**Problem description**
All entries must be given again in full, exactly as they were supplied.

**Data provided**
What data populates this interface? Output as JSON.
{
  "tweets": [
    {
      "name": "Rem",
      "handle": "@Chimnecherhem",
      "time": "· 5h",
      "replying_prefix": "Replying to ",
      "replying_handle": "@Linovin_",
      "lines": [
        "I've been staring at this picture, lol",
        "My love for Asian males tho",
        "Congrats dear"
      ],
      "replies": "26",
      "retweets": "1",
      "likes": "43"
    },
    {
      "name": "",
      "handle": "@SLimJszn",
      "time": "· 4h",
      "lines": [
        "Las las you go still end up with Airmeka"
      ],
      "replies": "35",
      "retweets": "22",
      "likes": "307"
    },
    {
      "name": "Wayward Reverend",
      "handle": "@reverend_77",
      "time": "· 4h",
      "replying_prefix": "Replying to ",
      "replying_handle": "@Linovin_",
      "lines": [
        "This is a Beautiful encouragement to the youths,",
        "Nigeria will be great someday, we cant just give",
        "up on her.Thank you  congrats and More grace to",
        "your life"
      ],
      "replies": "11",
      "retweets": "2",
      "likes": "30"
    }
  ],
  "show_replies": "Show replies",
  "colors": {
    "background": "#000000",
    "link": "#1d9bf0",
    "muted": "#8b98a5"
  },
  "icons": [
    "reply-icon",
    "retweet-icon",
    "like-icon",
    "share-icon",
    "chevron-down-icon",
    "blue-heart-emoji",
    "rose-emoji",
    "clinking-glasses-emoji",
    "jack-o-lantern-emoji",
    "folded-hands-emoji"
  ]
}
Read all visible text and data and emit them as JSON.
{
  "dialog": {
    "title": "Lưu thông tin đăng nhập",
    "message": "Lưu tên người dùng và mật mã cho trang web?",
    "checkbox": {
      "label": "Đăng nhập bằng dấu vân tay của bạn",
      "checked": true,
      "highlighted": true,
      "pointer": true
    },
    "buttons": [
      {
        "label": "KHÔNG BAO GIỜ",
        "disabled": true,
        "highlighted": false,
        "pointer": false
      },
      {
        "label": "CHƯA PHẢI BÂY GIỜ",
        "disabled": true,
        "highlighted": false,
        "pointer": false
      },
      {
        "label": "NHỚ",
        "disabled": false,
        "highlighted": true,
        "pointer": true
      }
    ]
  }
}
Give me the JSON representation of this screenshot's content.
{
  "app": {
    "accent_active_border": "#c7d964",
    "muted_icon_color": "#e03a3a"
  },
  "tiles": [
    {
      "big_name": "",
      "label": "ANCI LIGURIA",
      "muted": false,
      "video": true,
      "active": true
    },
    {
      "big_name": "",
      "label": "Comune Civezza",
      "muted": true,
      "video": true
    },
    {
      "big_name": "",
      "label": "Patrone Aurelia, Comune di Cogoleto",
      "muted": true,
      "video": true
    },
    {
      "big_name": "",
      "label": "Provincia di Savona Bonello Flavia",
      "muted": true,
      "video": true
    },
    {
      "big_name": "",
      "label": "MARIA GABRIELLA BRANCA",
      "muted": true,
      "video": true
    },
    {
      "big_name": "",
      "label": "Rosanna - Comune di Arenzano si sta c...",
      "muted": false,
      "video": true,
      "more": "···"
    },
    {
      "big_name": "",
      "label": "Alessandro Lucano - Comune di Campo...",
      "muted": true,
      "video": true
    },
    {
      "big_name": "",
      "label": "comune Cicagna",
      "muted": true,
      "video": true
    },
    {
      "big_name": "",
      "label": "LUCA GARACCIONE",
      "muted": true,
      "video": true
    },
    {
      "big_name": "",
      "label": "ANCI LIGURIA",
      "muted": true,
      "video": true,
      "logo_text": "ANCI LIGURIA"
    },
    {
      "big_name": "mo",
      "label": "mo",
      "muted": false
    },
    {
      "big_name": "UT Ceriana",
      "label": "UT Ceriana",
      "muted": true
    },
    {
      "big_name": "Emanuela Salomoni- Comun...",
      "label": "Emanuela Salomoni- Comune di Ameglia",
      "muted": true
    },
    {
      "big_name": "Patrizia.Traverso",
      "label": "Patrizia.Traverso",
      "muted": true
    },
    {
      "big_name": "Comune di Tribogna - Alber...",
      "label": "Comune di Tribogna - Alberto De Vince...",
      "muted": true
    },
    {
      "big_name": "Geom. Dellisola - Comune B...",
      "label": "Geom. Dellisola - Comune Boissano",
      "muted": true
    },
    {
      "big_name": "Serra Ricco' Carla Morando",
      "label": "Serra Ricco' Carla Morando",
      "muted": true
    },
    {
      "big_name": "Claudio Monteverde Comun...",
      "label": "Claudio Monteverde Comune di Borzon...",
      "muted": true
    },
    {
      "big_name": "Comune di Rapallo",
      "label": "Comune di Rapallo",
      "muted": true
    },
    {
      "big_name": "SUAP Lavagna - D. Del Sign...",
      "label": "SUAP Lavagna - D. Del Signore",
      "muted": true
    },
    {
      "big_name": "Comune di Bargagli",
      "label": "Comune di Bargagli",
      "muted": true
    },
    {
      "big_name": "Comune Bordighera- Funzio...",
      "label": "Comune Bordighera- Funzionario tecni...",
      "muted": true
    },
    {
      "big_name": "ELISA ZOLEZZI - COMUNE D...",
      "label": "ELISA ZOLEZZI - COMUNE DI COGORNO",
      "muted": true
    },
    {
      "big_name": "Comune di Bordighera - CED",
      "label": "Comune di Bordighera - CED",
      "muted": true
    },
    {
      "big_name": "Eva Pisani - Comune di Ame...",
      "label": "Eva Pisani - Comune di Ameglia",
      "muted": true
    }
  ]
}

**Solution to the exercise**
What data populates this interface? Output as JSON.
{
  "tweets": [
    {
      "name": "Rem",
      "handle": "@Chimnecherhem",
      "time": "· 5h",
      "replying_prefix": "Replying to ",
      "replying_handle": "@Linovin_",
      "lines": [
        "I've been staring at this picture, lol",
        "My love for Asian males tho",
        "Congrats dear"
      ],
      "replies": "26",
      "retweets": "1",
      "likes": "43"
    },
    {
      "name": "",
      "handle": "@SLimJszn",
      "time": "· 4h",
      "lines": [
        "Las las you go still end up with Airmeka"
      ],
      "replies": "35",
      "retweets": "22",
      "likes": "307"
    },
    {
      "name": "Wayward Reverend",
      "handle": "@reverend_77",
      "time": "· 4h",
      "replying_prefix": "Replying to ",
      "replying_handle": "@Linovin_",
      "lines": [
        "This is a Beautiful encouragement to the youths,",
        "Nigeria will be great someday, we cant just give",
        "up on her.Thank you  congrats and More grace to",
        "your life"
      ],
      "replies": "11",
      "retweets": "2",
      "likes": "30"
    }
  ],
  "show_replies": "Show replies",
  "colors": {
    "background": "#000000",
    "link": "#1d9bf0",
    "muted": "#8b98a5"
  },
  "icons": [
    "reply-icon",
    "retweet-icon",
    "like-icon",
    "share-icon",
    "chevron-down-icon",
    "blue-heart-emoji",
    "rose-emoji",
    "clinking-glasses-emoji",
    "jack-o-lantern-emoji",
    "folded-hands-emoji"
  ]
}
Read all visible text and data and emit them as JSON.
{
  "dialog": {
    "title": "Lưu thông tin đăng nhập",
    "message": "Lưu tên người dùng và mật mã cho trang web?",
    "checkbox": {
      "label": "Đăng nhập bằng dấu vân tay của bạn",
      "checked": true,
      "highlighted": true,
      "pointer": true
    },
    "buttons": [
      {
        "label": "KHÔNG BAO GIỜ",
        "disabled": true,
        "highlighted": false,
        "pointer": false
      },
      {
        "label": "CHƯA PHẢI BÂY GIỜ",
        "disabled": true,
        "highlighted": false,
        "pointer": false
      },
      {
        "label": "NHỚ",
        "disabled": false,
        "highlighted": true,
        "pointer": true
      }
    ]
  }
}
Give me the JSON representation of this screenshot's content.
{
  "app": {
    "accent_active_border": "#c7d964",
    "muted_icon_color": "#e03a3a"
  },
  "tiles": [
    {
      "big_name": "",
      "label": "ANCI LIGURIA",
      "muted": false,
      "video": true,
      "active": true
    },
    {
      "big_name": "",
      "label": "Comune Civezza",
      "muted": true,
      "video": true
    },
    {
      "big_name": "",
      "label": "Patrone Aurelia, Comune di Cogoleto",
      "muted": true,
      "video": true
    },
    {
      "big_name": "",
      "label": "Provincia di Savona Bonello Flavia",
      "muted": true,
      "video": true
    },
    {
      "big_name": "",
      "label": "MARIA GABRIELLA BRANCA",
      "muted": true,
      "video": true
    },
    {
      "big_name": "",
      "label": "Rosanna - Comune di Arenzano si sta c...",
      "muted": false,
      "video": true,
      "more": "···"
    },
    {
      "big_name": "",
      "label": "Alessandro Lucano - Comune di Campo...",
      "muted": true,
      "video": true
    },
    {
      "big_name": "",
      "label": "comune Cicagna",
      "muted": true,
      "video": true
    },
    {
      "big_name": "",
      "label": "LUCA GARACCIONE",
      "muted": true,
      "video": true
    },
    {
      "big_name": "",
      "label": "ANCI LIGURIA",
      "muted": true,
      "video": true,
      "logo_text": "ANCI LIGURIA"
    },
    {
      "big_name": "mo",
      "label": "mo",
      "muted": false
    },
    {
      "big_name": "UT Ceriana",
      "label": "UT Ceriana",
      "muted": true
    },
    {
      "big_name": "Emanuela Salomoni- Comun...",
      "label": "Emanuela Salomoni- Comune di Ameglia",
      "muted": true
    },
    {
      "big_name": "Patrizia.Traverso",
      "label": "Patrizia.Traverso",
      "muted": true
    },
    {
      "big_name": "Comune di Tribogna - Alber...",
      "label": "Comune di Tribogna - Alberto De Vince...",
      "muted": true
    },
    {
      "big_name": "Geom. Dellisola - Comune B...",
      "label": "Geom. Dellisola - Comune Boissano",
      "muted": true
    },
    {
      "big_name": "Serra Ricco' Carla Morando",
      "label": "Serra Ricco' Carla Morando",
      "muted": true
    },
    {
      "big_name": "Claudio Monteverde Comun...",
      "label": "Claudio Monteverde Comune di Borzon...",
      "muted": true
    },
    {
      "big_name": "Comune di Rapallo",
      "label": "Comune di Rapallo",
      "muted": true
    },
    {
      "big_name": "SUAP Lavagna - D. Del Sign...",
      "label": "SUAP Lavagna - D. Del Signore",
      "muted": true
    },
    {
      "big_name": "Comune di Bargagli",
      "label": "Comune di Bargagli",
      "muted": true
    },
    {
      "big_name": "Comune Bordighera- Funzio...",
      "label": "Comune Bordighera- Funzionario tecni...",
      "muted": true
    },
    {
      "big_name": "ELISA ZOLEZZI - COMUNE D...",
      "label": "ELISA ZOLEZZI - COMUNE DI COGORNO",
      "muted": true
    },
    {
      "big_name": "Comune di Bordighera - CED",
      "label": "Comune di Bordighera - CED",
      "muted": true
    },
    {
      "big_name": "Eva Pisani - Comune di Ame...",
      "label": "Eva Pisani - Comune di Ameglia",
      "muted": true
    }
  ]
}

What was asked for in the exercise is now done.